UPDATED: Rocketdyne lays off 100 - mostly in San Fernando Valley - LA Daily News
About 100 employees at Pratt & Whitney Rocketdyne, most of whom work in the San Fernando Valley, were laid off Wednesday in response to dwindling government spending on space exploration, the company said.
The layoffs were effective immediately, and 75 percent of them came at the facilities on Canoga and De Soto avenues, which employ about 1,100 people. The company has seven sites across the nation, including two in the Valley.
"The uncertain future of the space industry and current economic conditions have created an environment where we must take these steps to ensure we remain competitive," the company said in a statement.

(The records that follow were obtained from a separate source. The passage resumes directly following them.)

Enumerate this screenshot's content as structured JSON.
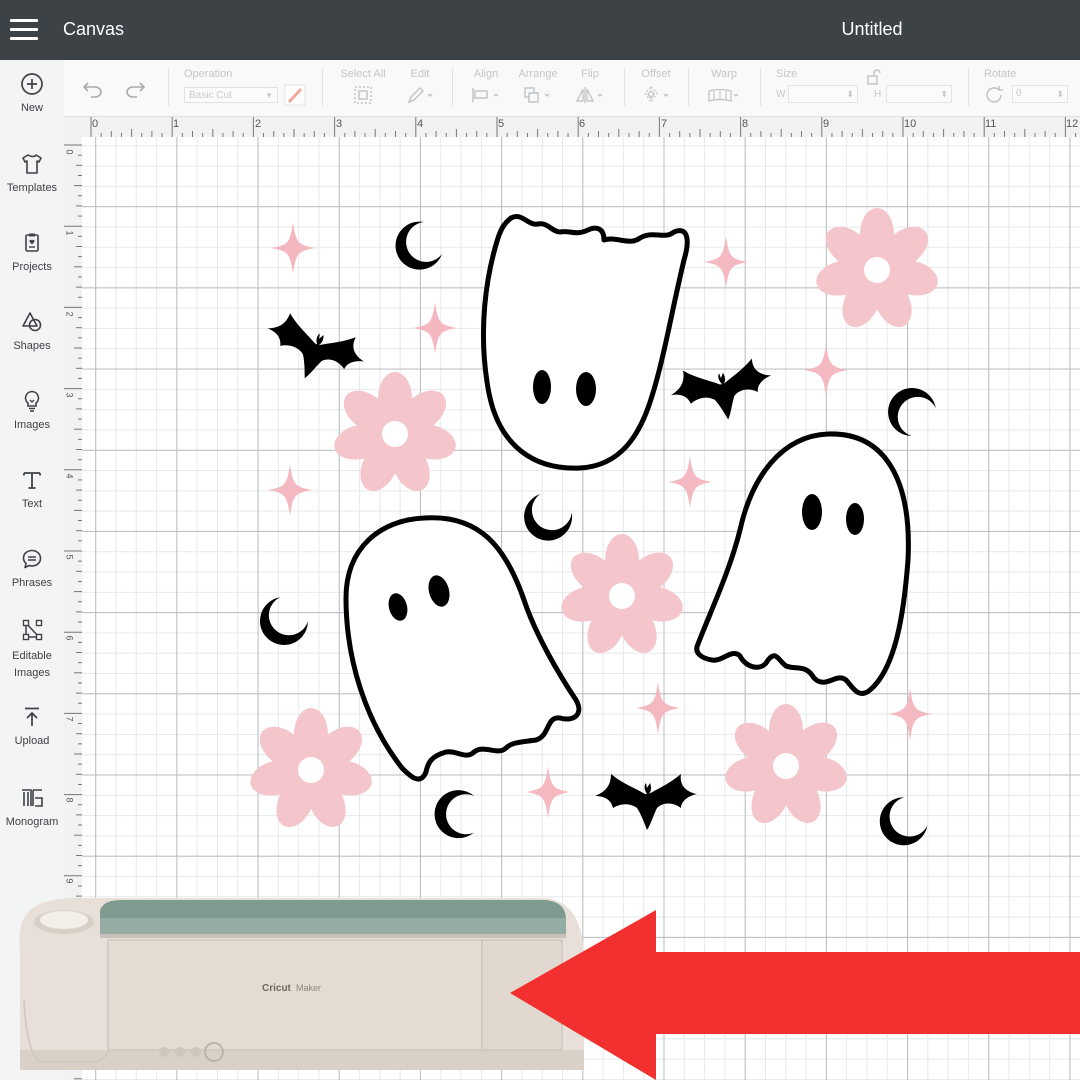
{
  "header": {
    "app_title": "Canvas",
    "doc_title": "Untitled"
  },
  "sidebar": {
    "items": [
      {
        "label": "New",
        "icon": "plus-circle-icon"
      },
      {
        "label": "Templates",
        "icon": "shirt-icon"
      },
      {
        "label": "Projects",
        "icon": "projects-icon"
      },
      {
        "label": "Shapes",
        "icon": "shapes-icon"
      },
      {
        "label": "Images",
        "icon": "lightbulb-icon"
      },
      {
        "label": "Text",
        "icon": "text-icon"
      },
      {
        "label": "Phrases",
        "icon": "speech-bubble-icon"
      },
      {
        "label": "Editable",
        "label2": "Images",
        "icon": "editable-images-icon"
      },
      {
        "label": "Upload",
        "icon": "upload-icon"
      },
      {
        "label": "Monogram",
        "icon": "monogram-icon"
      }
    ]
  },
  "toolbar": {
    "operation_label": "Operation",
    "operation_value": "Basic Cut",
    "select_all_label": "Select All",
    "edit_label": "Edit",
    "align_label": "Align",
    "arrange_label": "Arrange",
    "flip_label": "Flip",
    "offset_label": "Offset",
    "warp_label": "Warp",
    "size_label": "Size",
    "size_w_label": "W",
    "size_h_label": "H",
    "rotate_label": "Rotate",
    "rotate_value": "0"
  },
  "rulers": {
    "horizontal": [
      "0",
      "1",
      "2",
      "3",
      "4",
      "5",
      "6",
      "7",
      "8",
      "9",
      "10",
      "11",
      "12"
    ],
    "vertical": [
      "0",
      "1",
      "2",
      "3",
      "4",
      "5",
      "6",
      "7",
      "8",
      "9"
    ]
  },
  "machine": {
    "brand": "Cricut",
    "model": "Maker"
  },
  "colors": {
    "topbar": "#3d4247",
    "flower_pink": "#f4c6cb",
    "sparkle_pink": "#f4b8c0",
    "arrow_red": "#f2302f",
    "machine_lid": "#7f9a8e"
  }
}
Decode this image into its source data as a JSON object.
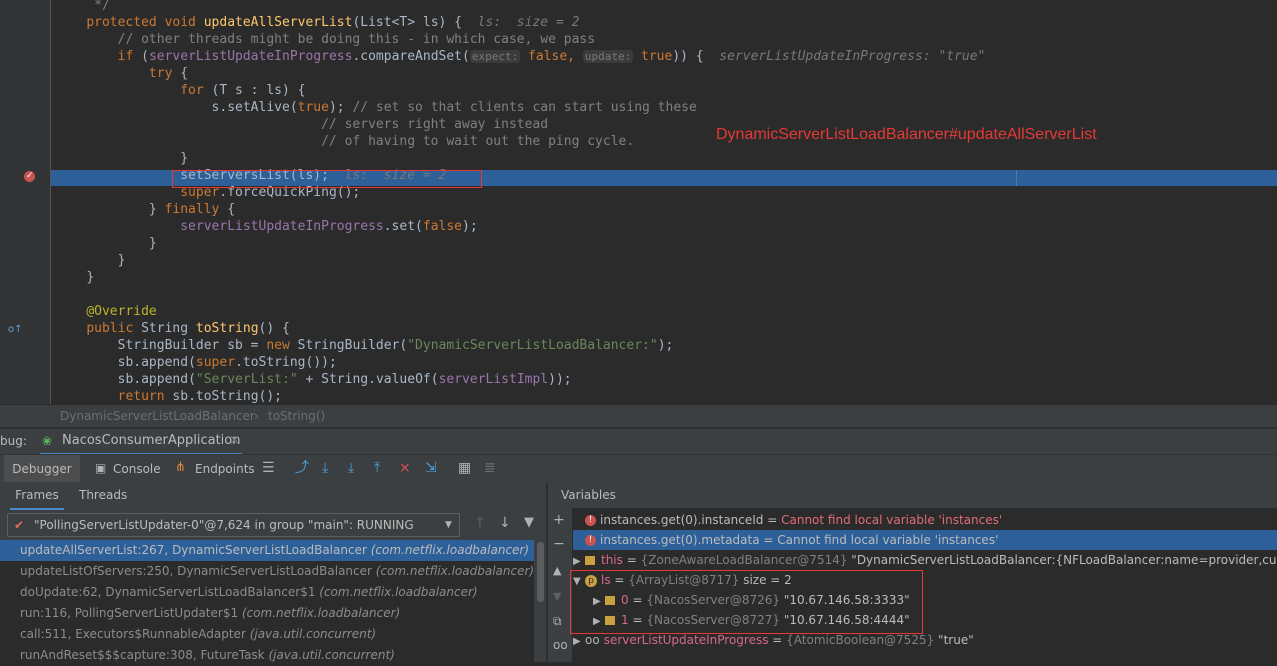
{
  "editor": {
    "lines": [
      {
        "indent": "     ",
        "parts": [
          {
            "t": "*/",
            "c": "cmt"
          }
        ]
      },
      {
        "indent": "    ",
        "parts": [
          {
            "t": "protected void ",
            "c": "kw"
          },
          {
            "t": "updateAllServerList",
            "c": "fn"
          },
          {
            "t": "(List<T> ls) {  ",
            "c": ""
          },
          {
            "t": "ls:  size = 2",
            "c": "inl"
          }
        ]
      },
      {
        "indent": "        ",
        "parts": [
          {
            "t": "// other threads might be doing this - in which case, we pass",
            "c": "cmt"
          }
        ]
      },
      {
        "indent": "        ",
        "parts": [
          {
            "t": "if ",
            "c": "kw"
          },
          {
            "t": "(",
            "c": ""
          },
          {
            "t": "serverListUpdateInProgress",
            "c": "fld"
          },
          {
            "t": ".compareAndSet(",
            "c": ""
          },
          {
            "t": "expect:",
            "c": "hint"
          },
          {
            "t": " false, ",
            "c": "kw"
          },
          {
            "t": "update:",
            "c": "hint"
          },
          {
            "t": " true",
            "c": "kw"
          },
          {
            "t": ")) {  ",
            "c": ""
          },
          {
            "t": "serverListUpdateInProgress: \"true\"",
            "c": "inl"
          }
        ]
      },
      {
        "indent": "            ",
        "parts": [
          {
            "t": "try ",
            "c": "kw"
          },
          {
            "t": "{",
            "c": ""
          }
        ]
      },
      {
        "indent": "                ",
        "parts": [
          {
            "t": "for ",
            "c": "kw"
          },
          {
            "t": "(T s : ls) {",
            "c": ""
          }
        ]
      },
      {
        "indent": "                    ",
        "parts": [
          {
            "t": "s.setAlive(",
            "c": ""
          },
          {
            "t": "true",
            "c": "kw"
          },
          {
            "t": "); ",
            "c": ""
          },
          {
            "t": "// set so that clients can start using these",
            "c": "cmt"
          }
        ]
      },
      {
        "indent": "                                  ",
        "parts": [
          {
            "t": "// servers right away instead",
            "c": "cmt"
          }
        ]
      },
      {
        "indent": "                                  ",
        "parts": [
          {
            "t": "// of having to wait out the ping cycle.",
            "c": "cmt"
          }
        ]
      },
      {
        "indent": "                ",
        "parts": [
          {
            "t": "}",
            "c": ""
          }
        ]
      },
      {
        "indent": "                ",
        "parts": [
          {
            "t": "setServersList(ls);  ",
            "c": ""
          },
          {
            "t": "ls:  size = 2",
            "c": "inl"
          }
        ]
      },
      {
        "indent": "                ",
        "parts": [
          {
            "t": "super",
            "c": "kw"
          },
          {
            "t": ".forceQuickPing();",
            "c": ""
          }
        ]
      },
      {
        "indent": "            ",
        "parts": [
          {
            "t": "} ",
            "c": ""
          },
          {
            "t": "finally ",
            "c": "kw"
          },
          {
            "t": "{",
            "c": ""
          }
        ]
      },
      {
        "indent": "                ",
        "parts": [
          {
            "t": "serverListUpdateInProgress",
            "c": "fld"
          },
          {
            "t": ".set(",
            "c": ""
          },
          {
            "t": "false",
            "c": "kw"
          },
          {
            "t": ");",
            "c": ""
          }
        ]
      },
      {
        "indent": "            ",
        "parts": [
          {
            "t": "}",
            "c": ""
          }
        ]
      },
      {
        "indent": "        ",
        "parts": [
          {
            "t": "}",
            "c": ""
          }
        ]
      },
      {
        "indent": "    ",
        "parts": [
          {
            "t": "}",
            "c": ""
          }
        ]
      },
      {
        "indent": "",
        "parts": [
          {
            "t": "",
            "c": ""
          }
        ]
      },
      {
        "indent": "    ",
        "parts": [
          {
            "t": "@Override",
            "c": "ann"
          }
        ]
      },
      {
        "indent": "    ",
        "parts": [
          {
            "t": "public ",
            "c": "kw"
          },
          {
            "t": "String ",
            "c": ""
          },
          {
            "t": "toString",
            "c": "fn"
          },
          {
            "t": "() {",
            "c": ""
          }
        ]
      },
      {
        "indent": "        ",
        "parts": [
          {
            "t": "StringBuilder sb = ",
            "c": ""
          },
          {
            "t": "new ",
            "c": "kw"
          },
          {
            "t": "StringBuilder(",
            "c": ""
          },
          {
            "t": "\"DynamicServerListLoadBalancer:\"",
            "c": "str"
          },
          {
            "t": ");",
            "c": ""
          }
        ]
      },
      {
        "indent": "        ",
        "parts": [
          {
            "t": "sb.append(",
            "c": ""
          },
          {
            "t": "super",
            "c": "kw"
          },
          {
            "t": ".toString());",
            "c": ""
          }
        ]
      },
      {
        "indent": "        ",
        "parts": [
          {
            "t": "sb.append(",
            "c": ""
          },
          {
            "t": "\"ServerList:\"",
            "c": "str"
          },
          {
            "t": " + String.",
            "c": ""
          },
          {
            "t": "valueOf",
            "c": ""
          },
          {
            "t": "(",
            "c": ""
          },
          {
            "t": "serverListImpl",
            "c": "fld"
          },
          {
            "t": "));",
            "c": ""
          }
        ]
      },
      {
        "indent": "        ",
        "parts": [
          {
            "t": "return ",
            "c": "kw"
          },
          {
            "t": "sb.toString();",
            "c": ""
          }
        ]
      }
    ],
    "annotation": "DynamicServerListLoadBalancer#updateAllServerList"
  },
  "breadcrumb": {
    "class_name": "DynamicServerListLoadBalancer",
    "sep": "›",
    "method": "toString()"
  },
  "debug": {
    "label": "bug:",
    "session": "NacosConsumerApplication",
    "close": "×"
  },
  "toolbar": {
    "debugger": "Debugger",
    "console": "Console",
    "endpoints": "Endpoints"
  },
  "frames_panel": {
    "tab_frames": "Frames",
    "tab_threads": "Threads",
    "thread": "\"PollingServerListUpdater-0\"@7,624 in group \"main\": RUNNING",
    "frames": [
      {
        "method": "updateAllServerList:267, DynamicServerListLoadBalancer ",
        "pkg": "(com.netflix.loadbalancer)",
        "selected": true
      },
      {
        "method": "updateListOfServers:250, DynamicServerListLoadBalancer ",
        "pkg": "(com.netflix.loadbalancer)",
        "selected": false
      },
      {
        "method": "doUpdate:62, DynamicServerListLoadBalancer$1 ",
        "pkg": "(com.netflix.loadbalancer)",
        "selected": false
      },
      {
        "method": "run:116, PollingServerListUpdater$1 ",
        "pkg": "(com.netflix.loadbalancer)",
        "selected": false
      },
      {
        "method": "call:511, Executors$RunnableAdapter ",
        "pkg": "(java.util.concurrent)",
        "selected": false
      },
      {
        "method": "runAndReset$$$capture:308, FutureTask ",
        "pkg": "(java.util.concurrent)",
        "selected": false
      }
    ]
  },
  "variables": {
    "title": "Variables",
    "rows": [
      {
        "expr": "instances.get(0).instanceId",
        "eq": " = ",
        "msg": "Cannot find local variable 'instances'"
      },
      {
        "expr": "instances.get(0).metadata",
        "eq": " = ",
        "msg": "Cannot find local variable 'instances'"
      },
      {
        "name": "this",
        "eq": " = ",
        "ref": "{ZoneAwareLoadBalancer@7514}",
        "val": " \"DynamicServerListLoadBalancer:{NFLoadBalancer:name=provider,current"
      },
      {
        "name": "ls",
        "eq": " = ",
        "ref": "{ArrayList@8717}",
        "val": "  size = 2"
      },
      {
        "name": "0",
        "eq": " = ",
        "ref": "{NacosServer@8726}",
        "val": " \"10.67.146.58:3333\""
      },
      {
        "name": "1",
        "eq": " = ",
        "ref": "{NacosServer@8727}",
        "val": " \"10.67.146.58:4444\""
      },
      {
        "name": "serverListUpdateInProgress",
        "eq": " = ",
        "ref": "{AtomicBoolean@7525}",
        "val": " \"true\""
      }
    ]
  }
}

Layoffs had been expected at rocket-engine maker Rocketdyne, which is in the process of being sold to Sacramento-based GenCorp Inc. for $550 million.
GenCorp spokesman Glenn Mahone declined to comment on the layoffs.
The company is buying Rocketdyne from Hartford, Conn.- based United Technologies Corp., which has owned Rocketdyne for seven years.
Mahone said the sale is being reviewed by regulators, and he does not know when it will be completed.
Rocketdyne dates back to the infancy of the nation's space program. Its engines powered astronauts to the moon in the 1960s and 1970s as part of the famed Apollo program and later boosted the space shuttle fleet to lengthy orbits of Earth and to the International Space Station.
NASA has retired the shuttle fleet, and Rocketdyne said it needed to trim its workforce as a result.
The layoffs are part of an "ongoing effort" to become more efficient and cost-effective, the company said.
Over the past several years the company has instituted cost-cutting measures, such as travel reductions, merit pay deferrals, furloughs and scaling back the hiring of outside contractors.
"This was a very difficult decision, and PWR is taking all reasonable steps to ensure that impacted employees have access to advice, counseling and career services to help them through their transition from PWR to future employment, or whatever endeavor they may choose," the company statement said.
Kimberly Ritter-Martinez, associate economist at the Kyser Center for Economic Research in Los Angeles, said these are the kinds of jobs the region needs.
"It's a big blow," she said, noting that most of the positions were likely high-wage jobs. "We're talking about high-quality jobs like engineering and technology."
Ritter-Martinez said Rocketdyne is adjusting to a new era for businesses that focus on government contracts.
"The big government contracts and programs with NASA are declining. We're facing probably 10 years of budget cuts going forward, and there is a trend toward the privatization of space," she said.
But the laid-off workers might be in a good position to find jobs in other sectors.
"There is always a market for people with these kinds of skills, and there is more going on now in the commercial aviation sector," Ritter-Martinez said.